(About this exercise): Go through the entries below and tally the lines holding "gimnazijos"; please reply with the number only.
§
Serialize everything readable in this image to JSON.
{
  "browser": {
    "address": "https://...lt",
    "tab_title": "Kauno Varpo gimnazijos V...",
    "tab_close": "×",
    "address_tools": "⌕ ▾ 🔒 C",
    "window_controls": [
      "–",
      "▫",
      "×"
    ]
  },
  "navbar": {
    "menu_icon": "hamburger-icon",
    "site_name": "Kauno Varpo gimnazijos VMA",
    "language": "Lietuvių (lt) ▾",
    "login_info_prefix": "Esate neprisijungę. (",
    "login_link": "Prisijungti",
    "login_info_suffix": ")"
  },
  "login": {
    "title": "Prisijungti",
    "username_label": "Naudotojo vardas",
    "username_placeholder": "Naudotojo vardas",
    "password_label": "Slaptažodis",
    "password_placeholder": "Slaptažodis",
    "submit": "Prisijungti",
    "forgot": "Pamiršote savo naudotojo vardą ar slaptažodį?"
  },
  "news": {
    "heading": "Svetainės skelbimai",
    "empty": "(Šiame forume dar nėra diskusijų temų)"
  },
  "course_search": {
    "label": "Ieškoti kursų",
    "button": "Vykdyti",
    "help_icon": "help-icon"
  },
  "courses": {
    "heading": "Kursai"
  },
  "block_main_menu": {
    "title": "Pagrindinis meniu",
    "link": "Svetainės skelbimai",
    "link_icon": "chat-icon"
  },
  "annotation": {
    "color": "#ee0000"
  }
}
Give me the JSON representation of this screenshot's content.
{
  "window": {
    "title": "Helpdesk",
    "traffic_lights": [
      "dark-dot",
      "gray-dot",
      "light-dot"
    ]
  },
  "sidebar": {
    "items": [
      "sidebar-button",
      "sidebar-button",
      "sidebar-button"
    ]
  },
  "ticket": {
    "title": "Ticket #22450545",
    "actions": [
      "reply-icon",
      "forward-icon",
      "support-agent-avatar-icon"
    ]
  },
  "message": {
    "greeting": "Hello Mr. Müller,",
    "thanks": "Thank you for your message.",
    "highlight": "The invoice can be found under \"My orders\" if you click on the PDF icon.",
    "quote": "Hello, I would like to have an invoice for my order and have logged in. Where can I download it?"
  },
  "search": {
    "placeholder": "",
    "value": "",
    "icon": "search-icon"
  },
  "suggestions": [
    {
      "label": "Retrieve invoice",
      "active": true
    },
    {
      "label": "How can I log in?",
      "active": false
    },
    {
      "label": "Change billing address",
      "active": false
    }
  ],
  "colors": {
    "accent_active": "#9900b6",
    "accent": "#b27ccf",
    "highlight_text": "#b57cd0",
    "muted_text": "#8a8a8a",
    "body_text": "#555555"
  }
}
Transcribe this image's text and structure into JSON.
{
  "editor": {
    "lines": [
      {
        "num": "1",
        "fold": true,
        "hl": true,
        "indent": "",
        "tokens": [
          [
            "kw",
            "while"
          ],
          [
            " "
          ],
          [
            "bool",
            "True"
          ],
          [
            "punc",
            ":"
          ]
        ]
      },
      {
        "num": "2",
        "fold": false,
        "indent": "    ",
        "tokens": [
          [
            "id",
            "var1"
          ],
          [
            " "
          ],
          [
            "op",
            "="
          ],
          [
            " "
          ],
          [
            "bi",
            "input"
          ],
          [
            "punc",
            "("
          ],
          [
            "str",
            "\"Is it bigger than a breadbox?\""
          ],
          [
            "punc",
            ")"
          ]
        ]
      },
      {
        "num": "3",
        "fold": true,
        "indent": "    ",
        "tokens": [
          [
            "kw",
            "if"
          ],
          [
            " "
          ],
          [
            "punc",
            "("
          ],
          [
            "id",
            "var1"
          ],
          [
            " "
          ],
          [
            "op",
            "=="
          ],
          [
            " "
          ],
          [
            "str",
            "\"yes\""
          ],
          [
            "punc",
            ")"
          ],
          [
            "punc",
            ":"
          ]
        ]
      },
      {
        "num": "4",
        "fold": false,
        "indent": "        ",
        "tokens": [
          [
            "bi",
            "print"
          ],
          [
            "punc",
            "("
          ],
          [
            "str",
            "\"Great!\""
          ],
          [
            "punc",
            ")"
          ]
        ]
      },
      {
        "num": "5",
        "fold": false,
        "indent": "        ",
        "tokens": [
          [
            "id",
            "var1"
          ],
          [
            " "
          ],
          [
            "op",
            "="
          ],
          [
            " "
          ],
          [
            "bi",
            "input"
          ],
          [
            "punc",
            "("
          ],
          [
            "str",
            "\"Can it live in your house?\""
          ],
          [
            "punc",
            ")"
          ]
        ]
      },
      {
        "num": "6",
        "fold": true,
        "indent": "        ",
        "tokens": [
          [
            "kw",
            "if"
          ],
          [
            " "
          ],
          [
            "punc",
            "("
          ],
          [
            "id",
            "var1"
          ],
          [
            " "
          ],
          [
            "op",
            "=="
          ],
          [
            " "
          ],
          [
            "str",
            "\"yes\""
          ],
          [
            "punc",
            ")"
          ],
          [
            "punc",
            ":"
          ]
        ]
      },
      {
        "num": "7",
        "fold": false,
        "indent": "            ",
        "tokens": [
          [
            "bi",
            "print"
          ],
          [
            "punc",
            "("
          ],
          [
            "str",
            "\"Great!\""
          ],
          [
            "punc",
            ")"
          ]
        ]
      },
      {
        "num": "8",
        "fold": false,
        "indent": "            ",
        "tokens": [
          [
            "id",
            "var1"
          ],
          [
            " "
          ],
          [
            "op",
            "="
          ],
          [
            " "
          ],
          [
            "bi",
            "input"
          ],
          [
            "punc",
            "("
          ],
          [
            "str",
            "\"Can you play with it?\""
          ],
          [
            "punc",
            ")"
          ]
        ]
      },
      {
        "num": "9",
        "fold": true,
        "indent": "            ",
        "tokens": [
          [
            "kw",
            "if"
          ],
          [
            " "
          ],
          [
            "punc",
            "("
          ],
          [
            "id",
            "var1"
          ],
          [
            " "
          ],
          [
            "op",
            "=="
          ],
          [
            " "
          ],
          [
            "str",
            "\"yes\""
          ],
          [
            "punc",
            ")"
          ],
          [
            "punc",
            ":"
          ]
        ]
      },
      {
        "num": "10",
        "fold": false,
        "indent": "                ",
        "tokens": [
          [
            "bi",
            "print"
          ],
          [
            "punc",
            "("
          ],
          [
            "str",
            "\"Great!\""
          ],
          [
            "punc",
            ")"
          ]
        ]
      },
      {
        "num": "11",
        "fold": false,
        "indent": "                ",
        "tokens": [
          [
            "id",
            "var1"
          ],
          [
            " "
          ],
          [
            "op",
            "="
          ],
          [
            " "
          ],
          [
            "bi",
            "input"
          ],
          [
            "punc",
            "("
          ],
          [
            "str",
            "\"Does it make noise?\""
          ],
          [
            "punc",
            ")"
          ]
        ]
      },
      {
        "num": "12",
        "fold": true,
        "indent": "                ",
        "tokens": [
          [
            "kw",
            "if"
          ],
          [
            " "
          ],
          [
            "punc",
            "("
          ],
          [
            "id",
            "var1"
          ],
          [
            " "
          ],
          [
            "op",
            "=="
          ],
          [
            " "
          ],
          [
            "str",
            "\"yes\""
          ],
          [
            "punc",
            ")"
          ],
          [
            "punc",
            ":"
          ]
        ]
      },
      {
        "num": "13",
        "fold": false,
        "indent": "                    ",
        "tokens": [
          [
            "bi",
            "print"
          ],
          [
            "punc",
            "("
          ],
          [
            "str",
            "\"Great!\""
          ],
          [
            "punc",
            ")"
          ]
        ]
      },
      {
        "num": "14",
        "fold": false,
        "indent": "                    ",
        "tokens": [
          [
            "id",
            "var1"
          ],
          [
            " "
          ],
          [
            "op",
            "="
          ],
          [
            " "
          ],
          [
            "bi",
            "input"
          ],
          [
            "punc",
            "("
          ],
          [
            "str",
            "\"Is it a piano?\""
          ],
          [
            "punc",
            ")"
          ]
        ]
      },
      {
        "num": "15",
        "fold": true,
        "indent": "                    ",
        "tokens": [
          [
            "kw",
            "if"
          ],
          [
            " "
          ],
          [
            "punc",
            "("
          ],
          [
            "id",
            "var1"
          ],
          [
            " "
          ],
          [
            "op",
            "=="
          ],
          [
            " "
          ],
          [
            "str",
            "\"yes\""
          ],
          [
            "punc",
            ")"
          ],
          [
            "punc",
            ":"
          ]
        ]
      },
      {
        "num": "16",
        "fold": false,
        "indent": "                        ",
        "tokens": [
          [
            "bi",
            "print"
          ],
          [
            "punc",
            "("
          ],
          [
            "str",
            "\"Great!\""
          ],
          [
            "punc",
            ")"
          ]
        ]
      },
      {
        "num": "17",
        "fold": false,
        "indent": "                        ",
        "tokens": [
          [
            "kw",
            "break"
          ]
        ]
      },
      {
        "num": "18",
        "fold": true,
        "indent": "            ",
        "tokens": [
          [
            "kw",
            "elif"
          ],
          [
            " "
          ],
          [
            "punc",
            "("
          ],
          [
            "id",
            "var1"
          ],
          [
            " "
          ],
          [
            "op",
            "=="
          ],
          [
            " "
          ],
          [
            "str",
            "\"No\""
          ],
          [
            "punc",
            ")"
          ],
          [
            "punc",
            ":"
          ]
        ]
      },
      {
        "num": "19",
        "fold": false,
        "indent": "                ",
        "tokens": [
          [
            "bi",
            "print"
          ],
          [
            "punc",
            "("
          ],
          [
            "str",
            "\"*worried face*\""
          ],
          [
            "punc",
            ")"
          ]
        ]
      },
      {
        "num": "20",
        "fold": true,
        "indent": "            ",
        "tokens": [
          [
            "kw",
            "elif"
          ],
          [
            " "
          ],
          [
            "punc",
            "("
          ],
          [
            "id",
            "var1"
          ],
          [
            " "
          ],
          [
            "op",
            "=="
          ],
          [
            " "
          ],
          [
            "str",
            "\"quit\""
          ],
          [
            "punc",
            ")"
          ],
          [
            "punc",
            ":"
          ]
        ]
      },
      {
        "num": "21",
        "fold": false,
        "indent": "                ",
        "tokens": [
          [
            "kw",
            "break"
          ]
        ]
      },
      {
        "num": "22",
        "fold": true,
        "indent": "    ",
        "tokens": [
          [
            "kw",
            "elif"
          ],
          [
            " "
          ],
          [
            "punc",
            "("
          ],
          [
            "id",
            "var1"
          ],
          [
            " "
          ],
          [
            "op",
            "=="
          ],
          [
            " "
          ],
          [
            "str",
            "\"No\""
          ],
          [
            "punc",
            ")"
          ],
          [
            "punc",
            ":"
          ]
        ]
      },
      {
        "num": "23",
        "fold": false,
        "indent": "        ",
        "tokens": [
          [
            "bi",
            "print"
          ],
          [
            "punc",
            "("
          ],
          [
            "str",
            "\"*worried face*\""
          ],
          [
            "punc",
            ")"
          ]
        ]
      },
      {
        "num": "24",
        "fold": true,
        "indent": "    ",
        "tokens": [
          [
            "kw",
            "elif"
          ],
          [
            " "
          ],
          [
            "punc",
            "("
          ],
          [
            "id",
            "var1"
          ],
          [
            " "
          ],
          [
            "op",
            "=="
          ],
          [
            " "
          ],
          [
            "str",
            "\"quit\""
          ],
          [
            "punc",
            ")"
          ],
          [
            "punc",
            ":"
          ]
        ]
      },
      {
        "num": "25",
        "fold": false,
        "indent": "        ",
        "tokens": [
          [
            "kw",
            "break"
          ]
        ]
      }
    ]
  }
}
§
(Response for this exercise): 2